By Danica Hampton It was a strong start to the week for the NZD/USD. Optimism about the global recovery encouraged short-term speculative players and leverage accounts to pile into growth sensitive currencies like NZD. The convincing break above 0.6000 forced a number of more macro-driven accounts to exit "short" NZD positions and NZD/USD was squeezed to a six month high above 0.6100. However, the NZD/USD strength didn't last. After rebounding about 40% over the past two months, profit-taking saw global equities slip lower last night. News that General Motors would likely file for bankruptcy and that three US banks were planning to sell stock to repay the funds borrowed from the US government took a toll. Articles from the WSJ (warning that stocks no longer look cheap) and UK Telegraph (cautioning about bear market rallies) did little to help equity market sentiment. European equities fell about 1% and the S&P500 is currently down 2.1%. The slide lower in global equities triggered a wave of profit-taking on short USD positions. Against a generally firmer USD and reduced appetite for risk, NZD/USD skidded from above 0.6100 to below 0.6020. As a growth sensitive currency, the near-term fortunes of the NZD/USD will depend greatly on how global sentiment unfolds. While some "green shoots" are evident in the global economy, we think equity markets and investors have become overly optimistic about the timing and strength of the global recovery. We are sceptical about equity markets' ability to hold on to recent gains in the face of higher global bond yields and think a reality check is past due. From a fundamental perspective, we think NZD/USD looks over-stretched above 0.6000 and if global sentiment continues to crumble we'd expect to see a deeper correction in NZD/USD. For today, we suspect NZD/USD will find headwinds towards 0.6075. Initial support is seen ahead of 0.5985, but a break below this level will open up a deeper correction towards the 200-day moving average of 0.5870. The USD firmed against most major currencies last night as global equities faltered and investors reconsidered their upbeat view on the global recovery. Global equity markets slipped last night, weighed down by profit taking after the strong rebound seen over the past two months. Articles from the WSJ (warning that stocks no longer look cheap on a valuation basis) and UK Telegraph (cautioning that this is just the sucker's rally before crashing back down to earth) did little to help equity sentiment.
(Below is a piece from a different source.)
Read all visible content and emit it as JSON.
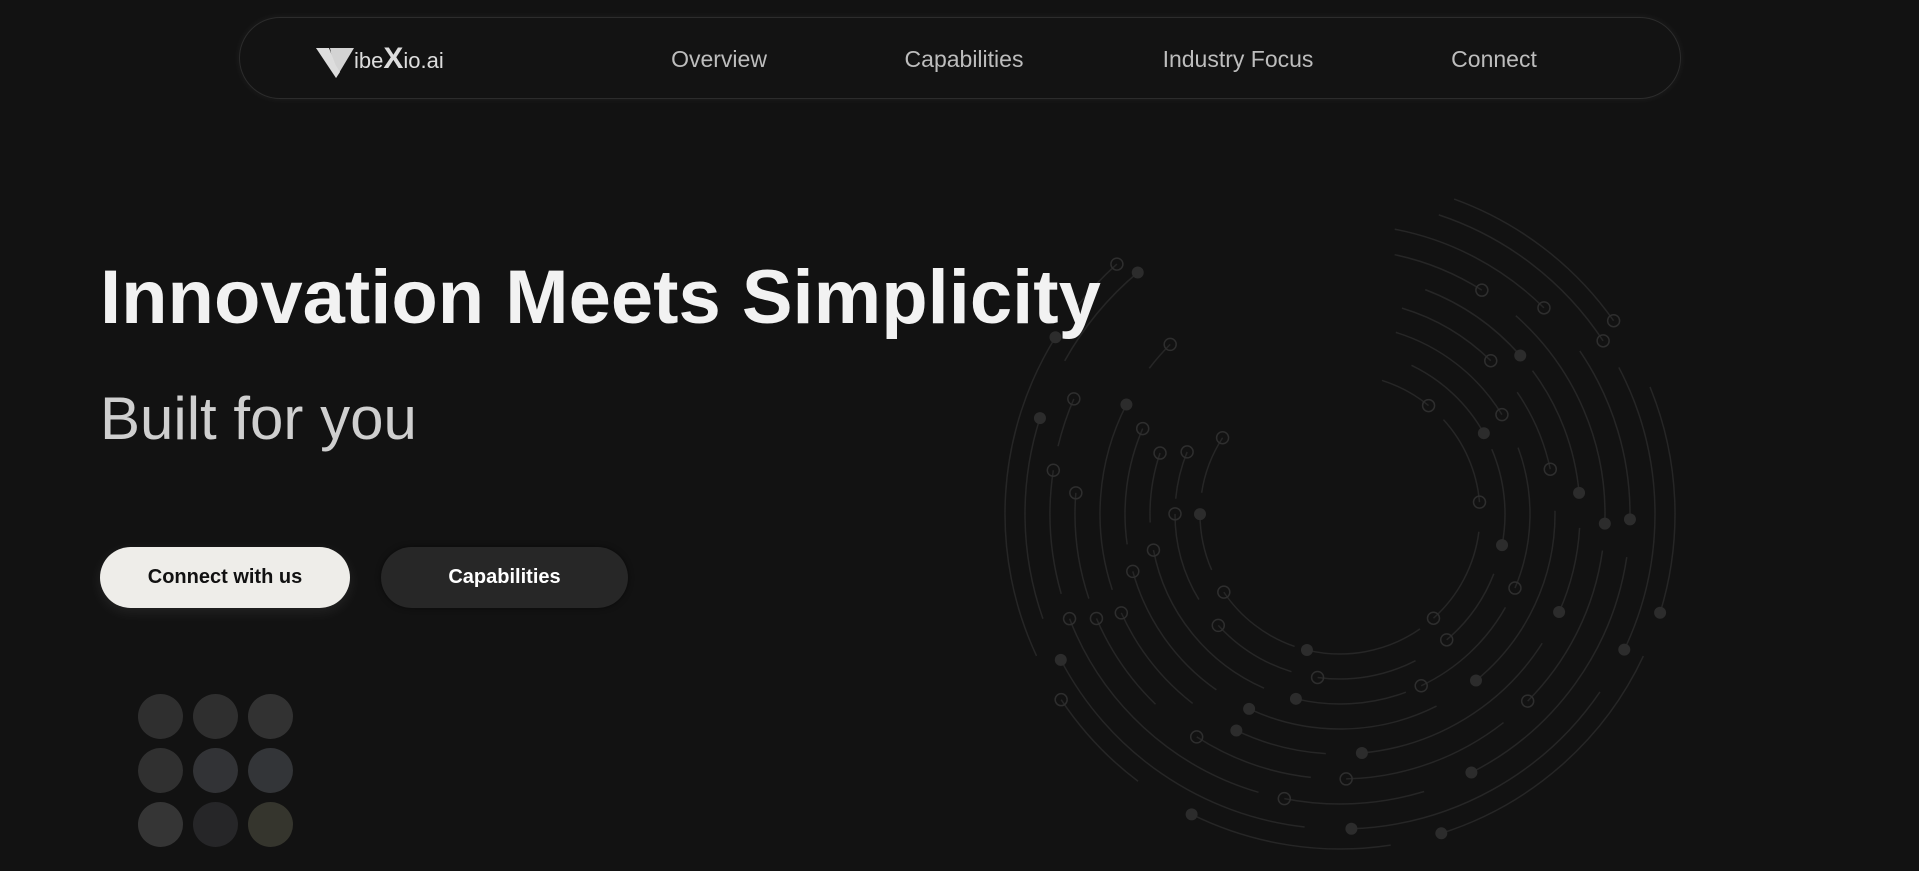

News that three US banks were planning to sell stock to repay funds from the US government also cooled interest in the financial sector. And it's looking increasingly likely that General Motors will file for bankruptcy. The S&P Financial Index fell 5.2% and the S&P500 is currently down 2.1%. After sinking to a 4-month low of 82.30 yesterday morning, the USD Index rebounded to around 82.80 last night as investors trimmed back short USD positions. Against a generally firmer USD, EUR/USD slipped from above 1.3660 to around 1.3560. EUR sentiment wasn't helped by data showing a sharper than expected decline in industrial production in France (-1.4%m/m vs. -0.5% forecast) and Italy (-4.6%m/m vs. -2% forecast). Indeed, this week's release of European Q1 GDP data is expected to be terrible. German GDP is expected to have contracted 3.0% in Q1 "“ that's a whole lot worse than the -1.5%q/q estimate for the UK and the -1.6%q/q estimate for the US. GDP for the whole Eurozone region is expected to have fallen 2.1% in Q1, leaving the region on track for annual growth to contract 3.8-4.0% in 2009. While there are signs of "green shoots", we think equity markets have become overly optimistic about the timing and strength of the global recovery. Analysts' US earnings estimates for 2010 centre on 30%, which looks a little heroic given US growth will likely remain sub-trend for a considerable period of time. Nor should you overlook the sharp increase we've seen in longer dated bond yields "“ the rising cost of capital is another threat to equity prices. All in all, it's about time global equity markets realised the emperor isn't wearing any clothes. Any faltering in global equities and risk appetite will likely take a toll on growth sensitive currencies like NZD and AUD and prove supportive for "˜safe haven' currencies like the USD and JPY. Should this week's US and European data highlight the ongoing difficulties in the global economy, this will likely add to the case for a firmer USD. ____________ * Danica Hampton is BNZ's Currency Strategist. All of the research produced by the BNZ Markets team of economists is available here.